(Problem): Search the records for the word "drawing". Copy every line where it appears.
====== Material provided
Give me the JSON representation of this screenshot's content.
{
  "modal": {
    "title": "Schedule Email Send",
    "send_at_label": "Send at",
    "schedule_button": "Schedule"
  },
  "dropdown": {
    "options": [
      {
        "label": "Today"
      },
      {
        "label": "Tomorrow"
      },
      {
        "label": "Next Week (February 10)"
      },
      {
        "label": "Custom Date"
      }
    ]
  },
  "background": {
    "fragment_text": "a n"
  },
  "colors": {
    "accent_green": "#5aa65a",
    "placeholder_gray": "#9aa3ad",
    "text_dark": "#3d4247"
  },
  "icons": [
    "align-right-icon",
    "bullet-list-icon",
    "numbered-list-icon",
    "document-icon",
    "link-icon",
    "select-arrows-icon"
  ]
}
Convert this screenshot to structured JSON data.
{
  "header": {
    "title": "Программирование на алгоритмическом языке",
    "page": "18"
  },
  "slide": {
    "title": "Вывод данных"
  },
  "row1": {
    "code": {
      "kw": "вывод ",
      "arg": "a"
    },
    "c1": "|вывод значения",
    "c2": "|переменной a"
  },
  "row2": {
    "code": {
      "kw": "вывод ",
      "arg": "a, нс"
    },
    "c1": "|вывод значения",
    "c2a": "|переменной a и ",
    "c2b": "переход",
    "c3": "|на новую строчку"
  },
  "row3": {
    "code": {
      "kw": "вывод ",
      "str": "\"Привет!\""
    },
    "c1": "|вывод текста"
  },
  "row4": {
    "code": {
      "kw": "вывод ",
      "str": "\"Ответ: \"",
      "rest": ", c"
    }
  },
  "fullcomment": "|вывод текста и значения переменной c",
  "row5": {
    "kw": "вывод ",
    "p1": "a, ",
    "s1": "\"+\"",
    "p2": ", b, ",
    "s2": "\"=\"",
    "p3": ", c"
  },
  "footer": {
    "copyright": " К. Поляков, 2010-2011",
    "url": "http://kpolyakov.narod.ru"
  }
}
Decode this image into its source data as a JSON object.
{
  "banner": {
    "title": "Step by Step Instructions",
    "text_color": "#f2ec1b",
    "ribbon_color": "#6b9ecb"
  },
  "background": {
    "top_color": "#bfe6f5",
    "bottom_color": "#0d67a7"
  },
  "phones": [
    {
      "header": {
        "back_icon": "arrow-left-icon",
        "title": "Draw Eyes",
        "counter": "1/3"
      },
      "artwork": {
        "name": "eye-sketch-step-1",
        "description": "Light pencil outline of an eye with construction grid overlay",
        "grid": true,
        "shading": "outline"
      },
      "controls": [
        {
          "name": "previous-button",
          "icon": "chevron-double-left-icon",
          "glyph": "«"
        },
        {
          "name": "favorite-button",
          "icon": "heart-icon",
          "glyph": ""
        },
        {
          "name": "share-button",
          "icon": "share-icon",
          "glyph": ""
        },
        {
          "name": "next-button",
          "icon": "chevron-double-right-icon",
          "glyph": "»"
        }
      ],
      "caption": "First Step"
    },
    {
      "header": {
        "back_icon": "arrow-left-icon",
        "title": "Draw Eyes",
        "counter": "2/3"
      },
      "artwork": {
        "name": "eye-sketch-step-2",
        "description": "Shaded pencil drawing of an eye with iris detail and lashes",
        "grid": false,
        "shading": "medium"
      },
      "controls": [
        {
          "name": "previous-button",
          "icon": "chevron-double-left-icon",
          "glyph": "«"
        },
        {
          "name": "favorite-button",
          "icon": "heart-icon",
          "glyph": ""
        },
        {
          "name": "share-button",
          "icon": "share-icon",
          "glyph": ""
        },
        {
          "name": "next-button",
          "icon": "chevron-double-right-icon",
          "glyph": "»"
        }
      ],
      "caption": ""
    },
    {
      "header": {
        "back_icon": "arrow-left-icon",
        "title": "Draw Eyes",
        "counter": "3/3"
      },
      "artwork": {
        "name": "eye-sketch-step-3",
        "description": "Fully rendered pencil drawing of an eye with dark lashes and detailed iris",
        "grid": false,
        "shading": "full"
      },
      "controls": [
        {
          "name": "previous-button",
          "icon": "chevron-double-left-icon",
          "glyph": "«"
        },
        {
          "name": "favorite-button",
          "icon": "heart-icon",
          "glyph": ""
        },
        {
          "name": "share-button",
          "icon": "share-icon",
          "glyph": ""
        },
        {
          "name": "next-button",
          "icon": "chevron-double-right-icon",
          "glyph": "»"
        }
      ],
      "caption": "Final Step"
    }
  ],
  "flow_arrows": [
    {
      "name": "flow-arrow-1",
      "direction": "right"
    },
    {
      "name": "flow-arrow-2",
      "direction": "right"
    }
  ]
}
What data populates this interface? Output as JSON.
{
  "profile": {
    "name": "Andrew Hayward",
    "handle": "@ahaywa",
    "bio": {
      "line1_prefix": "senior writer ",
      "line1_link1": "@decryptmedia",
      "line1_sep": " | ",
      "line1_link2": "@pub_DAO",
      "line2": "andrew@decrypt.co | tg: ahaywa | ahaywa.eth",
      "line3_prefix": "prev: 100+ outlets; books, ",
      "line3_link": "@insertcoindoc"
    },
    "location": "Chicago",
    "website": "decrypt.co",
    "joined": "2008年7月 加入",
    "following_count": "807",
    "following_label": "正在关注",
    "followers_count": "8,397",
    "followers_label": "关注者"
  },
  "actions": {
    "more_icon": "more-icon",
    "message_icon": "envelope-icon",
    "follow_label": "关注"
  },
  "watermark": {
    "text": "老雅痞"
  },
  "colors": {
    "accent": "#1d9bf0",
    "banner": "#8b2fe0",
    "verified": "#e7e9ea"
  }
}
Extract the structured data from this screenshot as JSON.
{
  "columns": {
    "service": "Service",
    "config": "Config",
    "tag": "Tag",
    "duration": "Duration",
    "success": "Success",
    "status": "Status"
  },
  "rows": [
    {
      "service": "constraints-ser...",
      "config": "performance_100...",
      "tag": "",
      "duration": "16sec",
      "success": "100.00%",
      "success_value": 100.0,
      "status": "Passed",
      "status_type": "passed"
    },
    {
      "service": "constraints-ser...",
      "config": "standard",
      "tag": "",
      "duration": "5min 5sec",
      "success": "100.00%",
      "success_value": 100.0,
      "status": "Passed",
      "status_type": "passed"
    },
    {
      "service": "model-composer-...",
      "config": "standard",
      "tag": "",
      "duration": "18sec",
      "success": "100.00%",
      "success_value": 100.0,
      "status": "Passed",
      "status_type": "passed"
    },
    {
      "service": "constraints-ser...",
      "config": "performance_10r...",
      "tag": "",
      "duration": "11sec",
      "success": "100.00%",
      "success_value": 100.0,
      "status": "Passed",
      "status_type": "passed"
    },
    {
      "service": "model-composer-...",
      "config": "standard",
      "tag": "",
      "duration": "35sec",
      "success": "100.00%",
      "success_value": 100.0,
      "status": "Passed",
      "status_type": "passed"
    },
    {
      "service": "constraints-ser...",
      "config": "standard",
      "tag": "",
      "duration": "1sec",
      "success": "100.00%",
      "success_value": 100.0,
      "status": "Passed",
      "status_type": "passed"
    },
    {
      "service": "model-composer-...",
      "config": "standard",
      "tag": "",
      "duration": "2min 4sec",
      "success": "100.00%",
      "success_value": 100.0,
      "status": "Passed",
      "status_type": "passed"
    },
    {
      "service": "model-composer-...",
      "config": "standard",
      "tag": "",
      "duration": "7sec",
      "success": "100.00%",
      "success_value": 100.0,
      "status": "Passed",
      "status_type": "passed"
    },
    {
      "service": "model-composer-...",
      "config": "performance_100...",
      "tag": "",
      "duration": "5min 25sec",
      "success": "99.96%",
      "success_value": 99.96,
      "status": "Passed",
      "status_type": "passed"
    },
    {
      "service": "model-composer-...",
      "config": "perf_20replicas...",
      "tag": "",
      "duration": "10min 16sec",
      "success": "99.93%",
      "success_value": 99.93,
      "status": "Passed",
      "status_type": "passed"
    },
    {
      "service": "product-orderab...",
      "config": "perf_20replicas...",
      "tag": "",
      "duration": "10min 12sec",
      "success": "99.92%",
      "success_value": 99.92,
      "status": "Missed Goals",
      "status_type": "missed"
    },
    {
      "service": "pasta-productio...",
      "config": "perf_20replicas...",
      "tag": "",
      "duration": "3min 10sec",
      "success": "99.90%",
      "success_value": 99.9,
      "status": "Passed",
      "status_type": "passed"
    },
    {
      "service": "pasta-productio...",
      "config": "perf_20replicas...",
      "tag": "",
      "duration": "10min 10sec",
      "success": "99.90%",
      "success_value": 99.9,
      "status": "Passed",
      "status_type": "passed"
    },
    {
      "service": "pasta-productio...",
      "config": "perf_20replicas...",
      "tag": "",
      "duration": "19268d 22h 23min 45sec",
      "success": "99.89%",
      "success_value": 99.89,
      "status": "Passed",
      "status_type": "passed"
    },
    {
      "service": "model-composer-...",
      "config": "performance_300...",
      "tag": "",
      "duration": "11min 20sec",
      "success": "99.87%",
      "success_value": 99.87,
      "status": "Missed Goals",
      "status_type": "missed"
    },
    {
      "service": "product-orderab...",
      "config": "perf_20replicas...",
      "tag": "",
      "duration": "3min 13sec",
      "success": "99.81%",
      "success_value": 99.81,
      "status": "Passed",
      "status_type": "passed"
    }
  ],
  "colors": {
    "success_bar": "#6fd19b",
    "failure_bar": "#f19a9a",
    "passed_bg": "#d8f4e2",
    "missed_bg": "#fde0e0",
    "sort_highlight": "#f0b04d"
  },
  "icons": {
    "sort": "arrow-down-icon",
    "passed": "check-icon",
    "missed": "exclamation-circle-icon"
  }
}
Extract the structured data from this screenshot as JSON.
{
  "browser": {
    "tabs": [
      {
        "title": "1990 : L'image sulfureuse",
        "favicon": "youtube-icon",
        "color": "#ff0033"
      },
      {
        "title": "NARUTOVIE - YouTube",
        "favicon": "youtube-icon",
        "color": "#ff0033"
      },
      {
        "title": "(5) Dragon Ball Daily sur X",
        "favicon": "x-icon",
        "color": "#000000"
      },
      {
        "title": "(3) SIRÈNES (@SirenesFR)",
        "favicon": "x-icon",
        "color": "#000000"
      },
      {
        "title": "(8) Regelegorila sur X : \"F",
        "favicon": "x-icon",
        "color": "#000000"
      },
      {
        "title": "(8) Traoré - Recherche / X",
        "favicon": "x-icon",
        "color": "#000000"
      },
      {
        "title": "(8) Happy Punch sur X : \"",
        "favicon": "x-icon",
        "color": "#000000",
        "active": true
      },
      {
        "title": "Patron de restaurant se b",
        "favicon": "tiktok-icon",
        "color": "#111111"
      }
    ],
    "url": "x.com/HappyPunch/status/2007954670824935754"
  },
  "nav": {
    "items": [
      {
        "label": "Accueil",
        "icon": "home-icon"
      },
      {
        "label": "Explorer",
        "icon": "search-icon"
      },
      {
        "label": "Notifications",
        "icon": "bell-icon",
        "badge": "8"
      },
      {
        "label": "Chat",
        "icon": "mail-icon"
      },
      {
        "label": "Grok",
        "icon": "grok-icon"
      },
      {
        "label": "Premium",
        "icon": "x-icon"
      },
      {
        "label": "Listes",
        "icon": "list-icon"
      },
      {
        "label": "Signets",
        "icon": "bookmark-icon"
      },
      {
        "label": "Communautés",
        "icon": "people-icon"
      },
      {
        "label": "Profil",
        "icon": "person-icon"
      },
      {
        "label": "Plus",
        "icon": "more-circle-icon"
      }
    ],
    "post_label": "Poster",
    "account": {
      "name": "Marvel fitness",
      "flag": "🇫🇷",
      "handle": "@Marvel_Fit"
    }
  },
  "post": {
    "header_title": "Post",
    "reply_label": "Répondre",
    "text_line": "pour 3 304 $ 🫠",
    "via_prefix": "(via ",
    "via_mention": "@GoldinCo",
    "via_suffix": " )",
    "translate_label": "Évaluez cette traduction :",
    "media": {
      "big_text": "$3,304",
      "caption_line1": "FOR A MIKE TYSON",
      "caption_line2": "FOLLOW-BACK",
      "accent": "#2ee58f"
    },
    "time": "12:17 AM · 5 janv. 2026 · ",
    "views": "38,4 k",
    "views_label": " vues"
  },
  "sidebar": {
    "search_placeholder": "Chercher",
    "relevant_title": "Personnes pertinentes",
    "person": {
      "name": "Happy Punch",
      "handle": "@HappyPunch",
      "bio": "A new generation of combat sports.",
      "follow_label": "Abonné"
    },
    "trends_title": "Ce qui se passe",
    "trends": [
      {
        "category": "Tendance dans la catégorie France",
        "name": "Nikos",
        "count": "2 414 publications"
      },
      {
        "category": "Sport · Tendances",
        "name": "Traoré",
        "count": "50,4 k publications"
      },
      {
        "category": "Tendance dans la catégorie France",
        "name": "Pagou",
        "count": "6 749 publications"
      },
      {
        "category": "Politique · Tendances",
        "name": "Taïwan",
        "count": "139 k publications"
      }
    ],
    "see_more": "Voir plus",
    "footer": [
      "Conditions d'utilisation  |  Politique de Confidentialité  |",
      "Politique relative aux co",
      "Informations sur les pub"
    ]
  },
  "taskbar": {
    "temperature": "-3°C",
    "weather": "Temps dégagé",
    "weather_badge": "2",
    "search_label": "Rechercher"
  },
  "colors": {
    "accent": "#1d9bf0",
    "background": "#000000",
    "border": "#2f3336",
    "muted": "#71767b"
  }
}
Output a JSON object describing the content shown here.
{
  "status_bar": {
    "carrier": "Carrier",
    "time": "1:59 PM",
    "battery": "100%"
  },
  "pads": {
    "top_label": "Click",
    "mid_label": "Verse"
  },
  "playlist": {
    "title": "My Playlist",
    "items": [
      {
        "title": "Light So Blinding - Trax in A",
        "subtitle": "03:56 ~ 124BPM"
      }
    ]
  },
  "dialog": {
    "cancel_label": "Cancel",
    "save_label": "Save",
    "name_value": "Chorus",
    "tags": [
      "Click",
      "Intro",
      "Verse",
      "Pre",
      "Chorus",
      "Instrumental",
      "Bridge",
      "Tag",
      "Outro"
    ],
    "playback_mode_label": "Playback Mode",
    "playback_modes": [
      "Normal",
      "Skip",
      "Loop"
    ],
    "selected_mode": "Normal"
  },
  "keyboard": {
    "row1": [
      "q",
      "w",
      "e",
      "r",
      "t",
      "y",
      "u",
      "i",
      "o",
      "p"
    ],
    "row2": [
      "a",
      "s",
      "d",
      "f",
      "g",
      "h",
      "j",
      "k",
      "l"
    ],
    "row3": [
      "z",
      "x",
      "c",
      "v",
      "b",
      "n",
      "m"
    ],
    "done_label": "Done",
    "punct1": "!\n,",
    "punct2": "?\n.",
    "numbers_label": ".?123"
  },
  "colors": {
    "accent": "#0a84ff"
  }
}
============
(Solution):
        "description": "Shaded pencil drawing of an eye with iris detail and lashes",
        "description": "Fully rendered pencil drawing of an eye with dark lashes and detailed iris",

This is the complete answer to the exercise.